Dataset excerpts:
-------

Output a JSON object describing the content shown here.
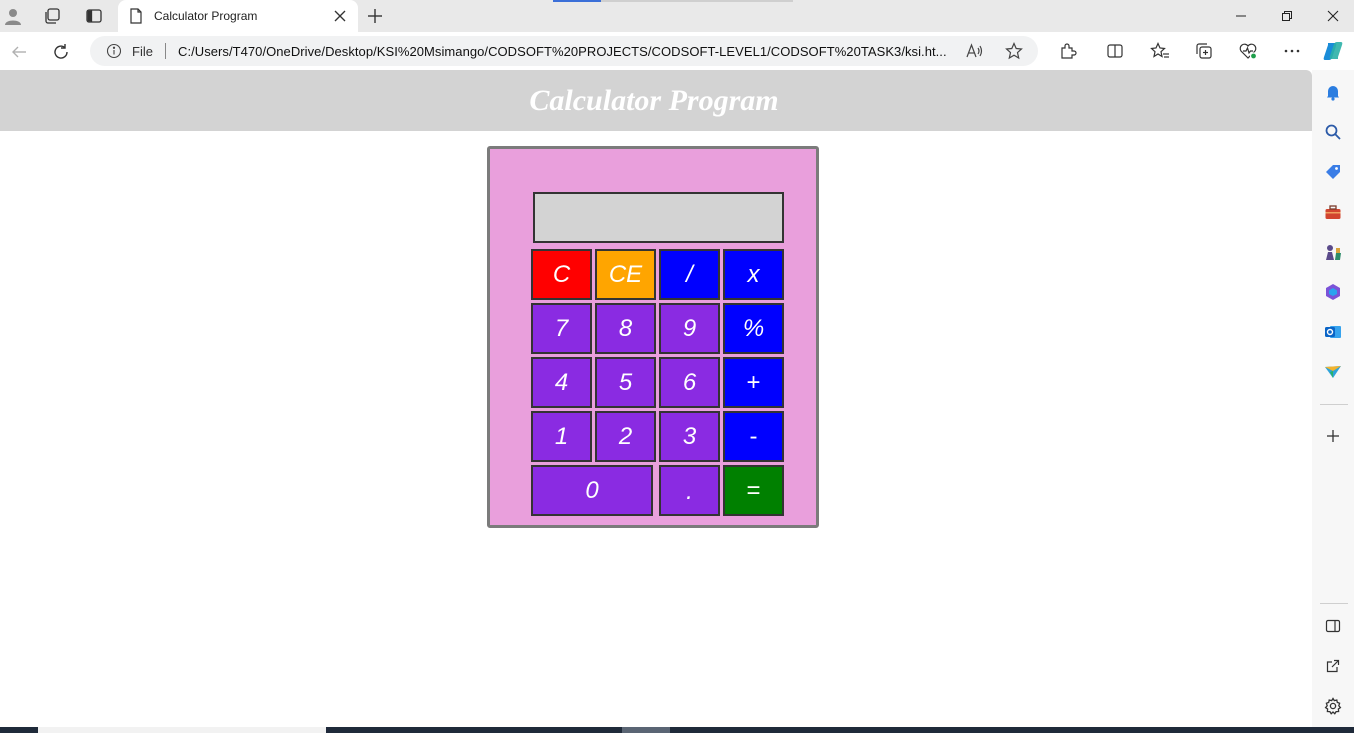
{
  "browser": {
    "tab_title": "Calculator Program",
    "address": {
      "scheme_label": "File",
      "url": "C:/Users/T470/OneDrive/Desktop/KSI%20Msimango/CODSOFT%20PROJECTS/CODSOFT-LEVEL1/CODSOFT%20TASK3/ksi.ht..."
    },
    "read_aloud_label": "A⁾"
  },
  "page": {
    "title": "Calculator Program"
  },
  "calculator": {
    "display_value": "",
    "keys": [
      {
        "label": "C",
        "color": "#ff0000"
      },
      {
        "label": "CE",
        "color": "#ffa500"
      },
      {
        "label": "/",
        "color": "#0000ff"
      },
      {
        "label": "x",
        "color": "#0000ff"
      },
      {
        "label": "7",
        "color": "#8a2be2"
      },
      {
        "label": "8",
        "color": "#8a2be2"
      },
      {
        "label": "9",
        "color": "#8a2be2"
      },
      {
        "label": "%",
        "color": "#0000ff"
      },
      {
        "label": "4",
        "color": "#8a2be2"
      },
      {
        "label": "5",
        "color": "#8a2be2"
      },
      {
        "label": "6",
        "color": "#8a2be2"
      },
      {
        "label": "+",
        "color": "#0000ff"
      },
      {
        "label": "1",
        "color": "#8a2be2"
      },
      {
        "label": "2",
        "color": "#8a2be2"
      },
      {
        "label": "3",
        "color": "#8a2be2"
      },
      {
        "label": "-",
        "color": "#0000ff"
      },
      {
        "label": "0",
        "color": "#8a2be2"
      },
      {
        "label": ".",
        "color": "#8a2be2"
      },
      {
        "label": "=",
        "color": "#008000"
      }
    ],
    "body_color": "#e99fdc",
    "display_color": "#d3d3d3"
  },
  "icons": {
    "profile": "profile-icon",
    "workspaces": "workspaces-icon",
    "tab_actions": "vertical-tabs-icon",
    "page": "page-icon",
    "close": "close-icon",
    "new_tab": "plus-icon",
    "back": "back-arrow-icon",
    "refresh": "refresh-icon",
    "info": "info-icon",
    "favorite": "star-icon",
    "extensions": "puzzle-icon",
    "split": "split-screen-icon",
    "favorites": "favorites-icon",
    "collections": "collections-icon",
    "health": "browser-essentials-icon",
    "menu": "more-icon",
    "copilot": "copilot-icon"
  }
}
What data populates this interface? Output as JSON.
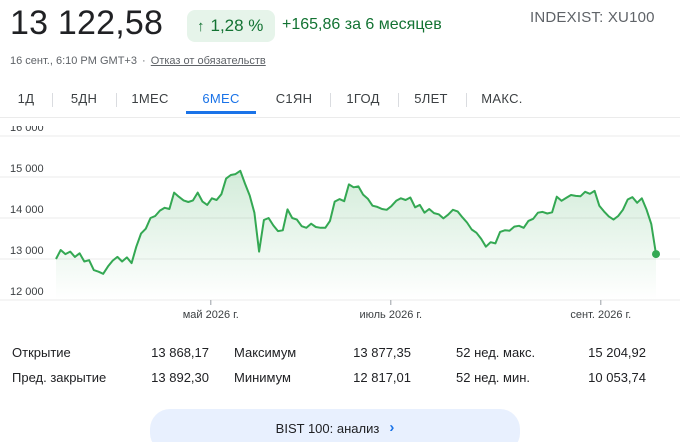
{
  "header": {
    "price": "13 122,58",
    "change_percent": "1,28 %",
    "change_arrow_icon": "arrow-up-icon",
    "change_text": "+165,86 за 6 месяцев",
    "ticker": "INDEXIST: XU100",
    "timestamp": "16 сент., 6:10 PM GMT+3",
    "separator": "·",
    "disclaimer": "Отказ от обязательств"
  },
  "tabs": [
    {
      "label": "1Д",
      "active": false
    },
    {
      "label": "5ДН",
      "active": false
    },
    {
      "label": "1МЕС",
      "active": false
    },
    {
      "label": "6МЕС",
      "active": true
    },
    {
      "label": "С1ЯН",
      "active": false
    },
    {
      "label": "1ГОД",
      "active": false
    },
    {
      "label": "5ЛЕТ",
      "active": false
    },
    {
      "label": "МАКС.",
      "active": false
    }
  ],
  "chart_data": {
    "type": "area",
    "y_tick_labels": [
      "16 000",
      "15 000",
      "14 000",
      "13 000",
      "12 000"
    ],
    "y_ticks": [
      16000,
      15000,
      14000,
      13000,
      12000
    ],
    "ylim": [
      12000,
      16000
    ],
    "x_tick_labels": [
      "май 2026 г.",
      "июль 2026 г.",
      "сент. 2026 г."
    ],
    "x_tick_positions": [
      0.258,
      0.558,
      0.908
    ],
    "grid": true,
    "line_color": "#34a853",
    "fill_color": "#e6f4ea",
    "values": [
      13000,
      13220,
      13120,
      13180,
      13050,
      13140,
      12940,
      12970,
      12730,
      12690,
      12640,
      12820,
      12960,
      13050,
      12940,
      13040,
      12900,
      13300,
      13620,
      13740,
      14000,
      14050,
      14180,
      14250,
      14220,
      14620,
      14520,
      14430,
      14390,
      14430,
      14620,
      14400,
      14320,
      14480,
      14440,
      14580,
      14960,
      15050,
      15070,
      15150,
      14840,
      14550,
      14130,
      13180,
      13950,
      14000,
      13820,
      13680,
      13700,
      14210,
      14000,
      13960,
      13800,
      13760,
      13860,
      13780,
      13760,
      13760,
      13930,
      14400,
      14460,
      14410,
      14820,
      14750,
      14770,
      14570,
      14470,
      14300,
      14270,
      14220,
      14200,
      14290,
      14420,
      14480,
      14440,
      14500,
      14260,
      14320,
      14130,
      14220,
      14120,
      14090,
      13990,
      14080,
      14200,
      14160,
      14020,
      13890,
      13720,
      13640,
      13490,
      13300,
      13410,
      13380,
      13660,
      13700,
      13690,
      13790,
      13810,
      13760,
      13930,
      13980,
      14130,
      14150,
      14110,
      14140,
      14520,
      14420,
      14490,
      14560,
      14540,
      14530,
      14640,
      14590,
      14660,
      14300,
      14160,
      14040,
      13960,
      14050,
      14200,
      14450,
      14510,
      14370,
      14480,
      14200,
      13850,
      13120
    ]
  },
  "stats": {
    "rows": [
      {
        "l1": "Открытие",
        "v1": "13 868,17",
        "l2": "Максимум",
        "v2": "13 877,35",
        "l3": "52 нед. макс.",
        "v3": "15 204,92"
      },
      {
        "l1": "Пред. закрытие",
        "v1": "13 892,30",
        "l2": "Минимум",
        "v2": "12 817,01",
        "l3": "52 нед. мин.",
        "v3": "10 053,74"
      }
    ]
  },
  "analysis_button": {
    "label": "BIST 100: анализ",
    "icon": "chevron-right-icon"
  }
}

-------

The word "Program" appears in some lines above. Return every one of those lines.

Task result >>
    "tab_title": "Calculator Program",
    "title": "Calculator Program"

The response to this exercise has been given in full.